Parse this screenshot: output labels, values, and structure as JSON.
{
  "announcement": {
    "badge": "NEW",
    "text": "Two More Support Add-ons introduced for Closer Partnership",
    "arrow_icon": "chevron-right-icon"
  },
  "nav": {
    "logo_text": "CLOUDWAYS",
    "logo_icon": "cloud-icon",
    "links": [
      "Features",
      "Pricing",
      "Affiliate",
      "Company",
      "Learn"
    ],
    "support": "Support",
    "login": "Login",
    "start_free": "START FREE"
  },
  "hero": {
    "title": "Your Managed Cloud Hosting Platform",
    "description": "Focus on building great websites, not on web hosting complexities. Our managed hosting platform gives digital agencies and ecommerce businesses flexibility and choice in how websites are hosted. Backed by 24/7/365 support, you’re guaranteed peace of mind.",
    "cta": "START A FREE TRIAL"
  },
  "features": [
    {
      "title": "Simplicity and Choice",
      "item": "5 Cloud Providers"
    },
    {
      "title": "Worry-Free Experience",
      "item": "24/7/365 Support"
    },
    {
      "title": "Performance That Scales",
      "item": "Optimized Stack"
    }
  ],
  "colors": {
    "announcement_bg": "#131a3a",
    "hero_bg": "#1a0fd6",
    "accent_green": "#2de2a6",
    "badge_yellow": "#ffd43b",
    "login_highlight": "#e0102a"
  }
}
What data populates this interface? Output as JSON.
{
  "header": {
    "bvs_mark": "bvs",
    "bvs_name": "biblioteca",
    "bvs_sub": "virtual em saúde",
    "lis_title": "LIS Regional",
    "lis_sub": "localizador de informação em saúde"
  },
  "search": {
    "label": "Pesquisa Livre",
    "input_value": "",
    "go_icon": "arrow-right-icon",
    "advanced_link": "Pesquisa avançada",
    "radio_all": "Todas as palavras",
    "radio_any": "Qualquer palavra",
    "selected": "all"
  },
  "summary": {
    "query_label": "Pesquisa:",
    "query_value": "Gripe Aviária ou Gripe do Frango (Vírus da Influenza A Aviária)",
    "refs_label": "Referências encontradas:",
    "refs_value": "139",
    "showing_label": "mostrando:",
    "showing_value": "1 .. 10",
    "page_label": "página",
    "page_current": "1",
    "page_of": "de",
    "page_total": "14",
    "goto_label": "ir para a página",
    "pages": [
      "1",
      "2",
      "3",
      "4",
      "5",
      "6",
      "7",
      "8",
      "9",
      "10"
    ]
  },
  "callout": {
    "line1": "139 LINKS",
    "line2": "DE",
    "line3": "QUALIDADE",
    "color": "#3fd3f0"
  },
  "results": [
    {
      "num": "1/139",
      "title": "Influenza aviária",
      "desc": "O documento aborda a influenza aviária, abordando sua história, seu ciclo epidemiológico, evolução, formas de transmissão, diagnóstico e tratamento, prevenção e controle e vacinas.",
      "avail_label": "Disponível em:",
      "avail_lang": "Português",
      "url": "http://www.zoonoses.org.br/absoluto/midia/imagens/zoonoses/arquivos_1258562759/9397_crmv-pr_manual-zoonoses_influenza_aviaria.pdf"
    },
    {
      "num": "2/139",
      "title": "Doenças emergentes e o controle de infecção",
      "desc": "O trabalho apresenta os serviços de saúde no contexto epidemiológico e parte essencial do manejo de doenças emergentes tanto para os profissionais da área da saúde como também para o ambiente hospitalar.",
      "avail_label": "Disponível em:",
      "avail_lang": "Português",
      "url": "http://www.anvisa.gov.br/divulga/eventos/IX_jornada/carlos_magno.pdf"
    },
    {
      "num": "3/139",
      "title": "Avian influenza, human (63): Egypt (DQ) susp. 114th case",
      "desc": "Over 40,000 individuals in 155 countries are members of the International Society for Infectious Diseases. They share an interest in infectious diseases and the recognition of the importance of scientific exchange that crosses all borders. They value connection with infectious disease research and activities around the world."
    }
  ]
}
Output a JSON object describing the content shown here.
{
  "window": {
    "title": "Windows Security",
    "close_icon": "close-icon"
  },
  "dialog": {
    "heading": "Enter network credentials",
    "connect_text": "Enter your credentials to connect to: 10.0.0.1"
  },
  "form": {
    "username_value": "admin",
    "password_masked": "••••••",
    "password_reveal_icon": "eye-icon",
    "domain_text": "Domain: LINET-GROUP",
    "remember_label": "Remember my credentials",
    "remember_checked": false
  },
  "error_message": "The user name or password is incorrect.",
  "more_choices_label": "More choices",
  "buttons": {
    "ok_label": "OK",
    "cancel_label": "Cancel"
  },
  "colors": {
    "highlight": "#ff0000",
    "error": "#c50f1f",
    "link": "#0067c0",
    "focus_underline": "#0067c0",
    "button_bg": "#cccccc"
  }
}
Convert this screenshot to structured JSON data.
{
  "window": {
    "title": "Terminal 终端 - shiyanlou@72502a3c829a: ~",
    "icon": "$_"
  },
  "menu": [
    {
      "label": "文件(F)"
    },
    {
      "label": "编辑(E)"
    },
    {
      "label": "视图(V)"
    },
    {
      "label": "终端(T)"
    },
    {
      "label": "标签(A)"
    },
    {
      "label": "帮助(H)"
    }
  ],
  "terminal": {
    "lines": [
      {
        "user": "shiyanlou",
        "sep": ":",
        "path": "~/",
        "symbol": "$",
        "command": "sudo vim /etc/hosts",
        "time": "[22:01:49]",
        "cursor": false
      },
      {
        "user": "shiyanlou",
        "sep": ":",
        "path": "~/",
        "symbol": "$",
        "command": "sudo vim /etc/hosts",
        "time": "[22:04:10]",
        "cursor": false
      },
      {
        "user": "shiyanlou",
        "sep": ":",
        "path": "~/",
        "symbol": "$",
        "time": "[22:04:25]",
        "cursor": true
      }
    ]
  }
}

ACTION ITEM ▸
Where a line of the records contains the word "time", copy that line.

TASK SOLUTION ▸
        "time": "[22:01:49]",
        "time": "[22:04:10]",
        "time": "[22:04:25]",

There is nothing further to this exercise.